* The task:
Could you restate every record below word for word?

* Data under study:
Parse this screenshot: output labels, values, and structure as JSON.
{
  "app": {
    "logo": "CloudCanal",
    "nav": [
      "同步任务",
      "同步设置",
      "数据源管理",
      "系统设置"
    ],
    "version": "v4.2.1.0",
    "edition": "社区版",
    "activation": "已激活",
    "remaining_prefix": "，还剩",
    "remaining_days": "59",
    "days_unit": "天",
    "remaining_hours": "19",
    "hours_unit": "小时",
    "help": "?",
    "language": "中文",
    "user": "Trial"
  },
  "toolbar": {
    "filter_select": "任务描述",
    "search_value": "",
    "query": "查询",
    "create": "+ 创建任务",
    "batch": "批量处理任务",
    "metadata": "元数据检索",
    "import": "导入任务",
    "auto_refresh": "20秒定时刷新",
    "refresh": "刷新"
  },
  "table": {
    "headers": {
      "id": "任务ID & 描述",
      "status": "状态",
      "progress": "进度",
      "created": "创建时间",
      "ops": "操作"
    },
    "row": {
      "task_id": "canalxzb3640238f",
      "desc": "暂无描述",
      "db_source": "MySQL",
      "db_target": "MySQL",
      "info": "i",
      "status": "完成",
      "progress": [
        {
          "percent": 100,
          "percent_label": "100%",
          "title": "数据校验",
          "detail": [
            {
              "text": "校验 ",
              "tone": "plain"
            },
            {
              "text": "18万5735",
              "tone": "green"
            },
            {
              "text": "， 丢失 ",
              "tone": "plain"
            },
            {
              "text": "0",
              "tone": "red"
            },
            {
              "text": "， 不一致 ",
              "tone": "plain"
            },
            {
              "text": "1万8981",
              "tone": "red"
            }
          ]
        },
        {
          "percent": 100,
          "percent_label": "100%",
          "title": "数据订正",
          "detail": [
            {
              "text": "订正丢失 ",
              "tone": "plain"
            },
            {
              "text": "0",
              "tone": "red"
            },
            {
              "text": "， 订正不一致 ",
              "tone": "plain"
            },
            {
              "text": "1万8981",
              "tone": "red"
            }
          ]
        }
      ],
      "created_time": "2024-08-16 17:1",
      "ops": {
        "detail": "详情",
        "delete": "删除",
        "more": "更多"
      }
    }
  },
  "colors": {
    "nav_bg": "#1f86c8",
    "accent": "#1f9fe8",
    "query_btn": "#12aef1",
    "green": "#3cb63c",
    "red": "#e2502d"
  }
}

* Result of this task:
Parse this screenshot: output labels, values, and structure as JSON.
{
  "app": {
    "logo": "CloudCanal",
    "nav": [
      "同步任务",
      "同步设置",
      "数据源管理",
      "系统设置"
    ],
    "version": "v4.2.1.0",
    "edition": "社区版",
    "activation": "已激活",
    "remaining_prefix": "，还剩",
    "remaining_days": "59",
    "days_unit": "天",
    "remaining_hours": "19",
    "hours_unit": "小时",
    "help": "?",
    "language": "中文",
    "user": "Trial"
  },
  "toolbar": {
    "filter_select": "任务描述",
    "search_value": "",
    "query": "查询",
    "create": "+ 创建任务",
    "batch": "批量处理任务",
    "metadata": "元数据检索",
    "import": "导入任务",
    "auto_refresh": "20秒定时刷新",
    "refresh": "刷新"
  },
  "table": {
    "headers": {
      "id": "任务ID & 描述",
      "status": "状态",
      "progress": "进度",
      "created": "创建时间",
      "ops": "操作"
    },
    "row": {
      "task_id": "canalxzb3640238f",
      "desc": "暂无描述",
      "db_source": "MySQL",
      "db_target": "MySQL",
      "info": "i",
      "status": "完成",
      "progress": [
        {
          "percent": 100,
          "percent_label": "100%",
          "title": "数据校验",
          "detail": [
            {
              "text": "校验 ",
              "tone": "plain"
            },
            {
              "text": "18万5735",
              "tone": "green"
            },
            {
              "text": "， 丢失 ",
              "tone": "plain"
            },
            {
              "text": "0",
              "tone": "red"
            },
            {
              "text": "， 不一致 ",
              "tone": "plain"
            },
            {
              "text": "1万8981",
              "tone": "red"
            }
          ]
        },
        {
          "percent": 100,
          "percent_label": "100%",
          "title": "数据订正",
          "detail": [
            {
              "text": "订正丢失 ",
              "tone": "plain"
            },
            {
              "text": "0",
              "tone": "red"
            },
            {
              "text": "， 订正不一致 ",
              "tone": "plain"
            },
            {
              "text": "1万8981",
              "tone": "red"
            }
          ]
        }
      ],
      "created_time": "2024-08-16 17:1",
      "ops": {
        "detail": "详情",
        "delete": "删除",
        "more": "更多"
      }
    }
  },
  "colors": {
    "nav_bg": "#1f86c8",
    "accent": "#1f9fe8",
    "query_btn": "#12aef1",
    "green": "#3cb63c",
    "red": "#e2502d"
  }
}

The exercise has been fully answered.